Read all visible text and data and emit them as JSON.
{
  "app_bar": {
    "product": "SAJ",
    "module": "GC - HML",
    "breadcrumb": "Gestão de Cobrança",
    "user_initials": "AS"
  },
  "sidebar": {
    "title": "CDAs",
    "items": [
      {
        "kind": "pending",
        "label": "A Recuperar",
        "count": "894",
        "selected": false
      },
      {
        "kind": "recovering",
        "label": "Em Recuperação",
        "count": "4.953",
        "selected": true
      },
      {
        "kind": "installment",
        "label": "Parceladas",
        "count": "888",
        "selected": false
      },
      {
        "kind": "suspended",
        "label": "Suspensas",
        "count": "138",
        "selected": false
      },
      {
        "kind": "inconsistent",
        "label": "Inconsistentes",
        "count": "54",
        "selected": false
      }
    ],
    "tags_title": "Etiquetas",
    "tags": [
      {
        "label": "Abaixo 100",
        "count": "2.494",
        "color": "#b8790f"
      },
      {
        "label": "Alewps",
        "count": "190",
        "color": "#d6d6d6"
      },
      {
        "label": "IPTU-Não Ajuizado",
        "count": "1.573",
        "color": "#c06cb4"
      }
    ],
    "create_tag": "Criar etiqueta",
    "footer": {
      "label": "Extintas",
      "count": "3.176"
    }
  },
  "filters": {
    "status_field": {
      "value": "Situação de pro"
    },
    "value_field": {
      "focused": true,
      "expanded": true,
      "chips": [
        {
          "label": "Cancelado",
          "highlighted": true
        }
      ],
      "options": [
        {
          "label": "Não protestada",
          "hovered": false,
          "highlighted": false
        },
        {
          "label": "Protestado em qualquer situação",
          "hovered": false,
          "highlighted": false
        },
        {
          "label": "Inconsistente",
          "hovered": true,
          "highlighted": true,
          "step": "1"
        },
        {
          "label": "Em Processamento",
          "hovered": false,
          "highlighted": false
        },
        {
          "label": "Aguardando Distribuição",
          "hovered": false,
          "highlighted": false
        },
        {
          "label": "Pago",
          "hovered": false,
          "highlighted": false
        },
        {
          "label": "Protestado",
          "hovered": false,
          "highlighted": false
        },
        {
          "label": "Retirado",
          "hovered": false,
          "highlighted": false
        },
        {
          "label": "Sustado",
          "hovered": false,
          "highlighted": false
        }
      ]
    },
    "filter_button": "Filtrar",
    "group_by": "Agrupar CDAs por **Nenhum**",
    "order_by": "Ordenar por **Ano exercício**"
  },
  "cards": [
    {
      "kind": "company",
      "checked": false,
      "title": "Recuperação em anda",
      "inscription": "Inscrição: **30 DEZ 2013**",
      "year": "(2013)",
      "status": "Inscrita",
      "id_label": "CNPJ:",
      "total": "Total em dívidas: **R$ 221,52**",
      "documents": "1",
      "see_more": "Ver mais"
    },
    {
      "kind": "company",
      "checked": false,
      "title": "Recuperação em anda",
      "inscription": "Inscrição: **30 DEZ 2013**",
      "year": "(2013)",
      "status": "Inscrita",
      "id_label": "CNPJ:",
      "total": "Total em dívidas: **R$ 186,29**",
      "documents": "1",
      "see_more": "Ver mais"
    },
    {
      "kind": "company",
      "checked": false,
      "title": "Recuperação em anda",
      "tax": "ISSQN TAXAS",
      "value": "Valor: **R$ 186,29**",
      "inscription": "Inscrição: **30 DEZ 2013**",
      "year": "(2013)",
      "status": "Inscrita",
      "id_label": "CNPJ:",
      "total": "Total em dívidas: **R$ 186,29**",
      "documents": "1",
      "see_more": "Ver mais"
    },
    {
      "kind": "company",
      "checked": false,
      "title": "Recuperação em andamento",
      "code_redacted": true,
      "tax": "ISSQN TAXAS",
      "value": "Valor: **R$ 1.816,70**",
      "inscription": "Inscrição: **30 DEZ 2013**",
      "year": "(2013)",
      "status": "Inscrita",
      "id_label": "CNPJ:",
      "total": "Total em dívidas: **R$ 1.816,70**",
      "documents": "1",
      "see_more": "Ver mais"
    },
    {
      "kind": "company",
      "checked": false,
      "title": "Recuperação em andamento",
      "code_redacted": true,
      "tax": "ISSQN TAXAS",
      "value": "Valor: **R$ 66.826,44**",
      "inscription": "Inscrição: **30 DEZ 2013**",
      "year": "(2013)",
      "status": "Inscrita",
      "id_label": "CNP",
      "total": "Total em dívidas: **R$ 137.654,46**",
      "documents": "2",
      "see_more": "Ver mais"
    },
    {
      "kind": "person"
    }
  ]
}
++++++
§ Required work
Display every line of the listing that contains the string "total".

§ Task response
      "total": "Total em dívidas: **R$ 221,52**",
      "total": "Total em dívidas: **R$ 186,29**",
      "total": "Total em dívidas: **R$ 186,29**",
      "total": "Total em dívidas: **R$ 1.816,70**",
      "total": "Total em dívidas: **R$ 137.654,46**",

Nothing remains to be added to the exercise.